So they’re predicting a heatwave, and even if it’s only a 3-day one…..we need to keep safe when the temperature rockets. So how can we stay safe during these hot spells?
We’ve combined some government advice on how best to protect yourself and your loved ones this summer. Babies, children and people over 75 are most susceptible, so keep an eye on anyone who needs that extra support.
5 Tips to Protect Yourself During a Heatwave
- Keep hydrated & avoid excess alcohol
Keep that body hydrated by making sure you drink more water than normal. It can be tempting to enjoy lots of beers and mojitos when the sun is shining but……in moderation is best. Alcohol dehydrates you, and in the really hot weather, you need to make sure your body has enough water (and salt) to help cool your body to counteract the heat.
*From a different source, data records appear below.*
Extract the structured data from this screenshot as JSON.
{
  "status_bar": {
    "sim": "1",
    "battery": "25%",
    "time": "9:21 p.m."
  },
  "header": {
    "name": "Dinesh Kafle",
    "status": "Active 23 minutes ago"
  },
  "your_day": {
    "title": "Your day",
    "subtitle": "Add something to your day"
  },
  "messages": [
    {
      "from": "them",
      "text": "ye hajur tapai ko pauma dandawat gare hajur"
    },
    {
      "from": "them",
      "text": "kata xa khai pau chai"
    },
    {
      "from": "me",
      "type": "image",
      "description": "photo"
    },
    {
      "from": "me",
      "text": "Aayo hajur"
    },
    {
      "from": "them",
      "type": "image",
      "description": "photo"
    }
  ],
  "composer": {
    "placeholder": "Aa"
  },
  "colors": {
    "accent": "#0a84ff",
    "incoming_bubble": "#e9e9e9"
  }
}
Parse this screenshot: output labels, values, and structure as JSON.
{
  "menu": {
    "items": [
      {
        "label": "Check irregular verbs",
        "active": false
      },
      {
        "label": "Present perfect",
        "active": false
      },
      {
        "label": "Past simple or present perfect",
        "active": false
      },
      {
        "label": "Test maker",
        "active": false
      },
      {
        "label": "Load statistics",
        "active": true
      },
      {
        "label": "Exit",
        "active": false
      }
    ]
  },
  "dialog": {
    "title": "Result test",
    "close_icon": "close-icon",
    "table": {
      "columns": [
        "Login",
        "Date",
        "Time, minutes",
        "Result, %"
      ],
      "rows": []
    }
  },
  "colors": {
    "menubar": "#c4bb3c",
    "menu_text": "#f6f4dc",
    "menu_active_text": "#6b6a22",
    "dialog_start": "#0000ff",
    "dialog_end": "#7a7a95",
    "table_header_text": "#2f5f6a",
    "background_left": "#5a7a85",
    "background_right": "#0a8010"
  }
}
- Dress appropriately for the weather
Try to keep out of the midday sun (between 11-3 when the sun is really strong), and rather than man-made fibres, try natural fibres like cotton and linen. Loose-fitting and lightweight is best. Avoid darker colours as they absorb the heat, but also make sure that any clothes you wear aren’t too shear, or you may end up with unexpected sunburn (ahem, been there, done that….!). And definitely don’t forget that SPF - on your face and body. There are more SPF moisturisers and face-specific sun lotions now, meaning you have more options to avoid that telltale sunscreen ‘shine’ on your face.
- Slow down when it’s hot
Your body is working really hard to cool you down, so try and slow things down a little. Exercise in the morning and evening, when it’s cooler, and don’t do the gardening/ big walk/ dog walking in the midday sun.
- Find somewhere cool/ make your house cool
Keep blinds and curtains shut where you can, and that will help keep certain rooms cool. If you can, open windows so you get a good through-breeze, and use fans to help cool the air. If you’re out and about, try and find cooler spaces/ areas in the shade etc. to give yourself a break from the heat.
- Watch out for heat-related illnesses
Heat exhaustion and heat stroke are two very real dangers when the temperatures rise. Make sure you’re protecting yourself and your loved ones, and learn to spot the signs of either of these illnesses so you can seek medical assistance.
High temperatures in the day probably mean that your house will feel like a sauna when it’s time to sleep….which in turn can make it difficult to get that much-needed repose. Cool showers, fans (to circulate air around the room, not aimed directly on your skin) and light-weight bedding can help. And of course products like our Ice Mint Body Mist and Ice Mint Body Gel, are body-focused cooling products that can help reduce some discomfort during the day and night.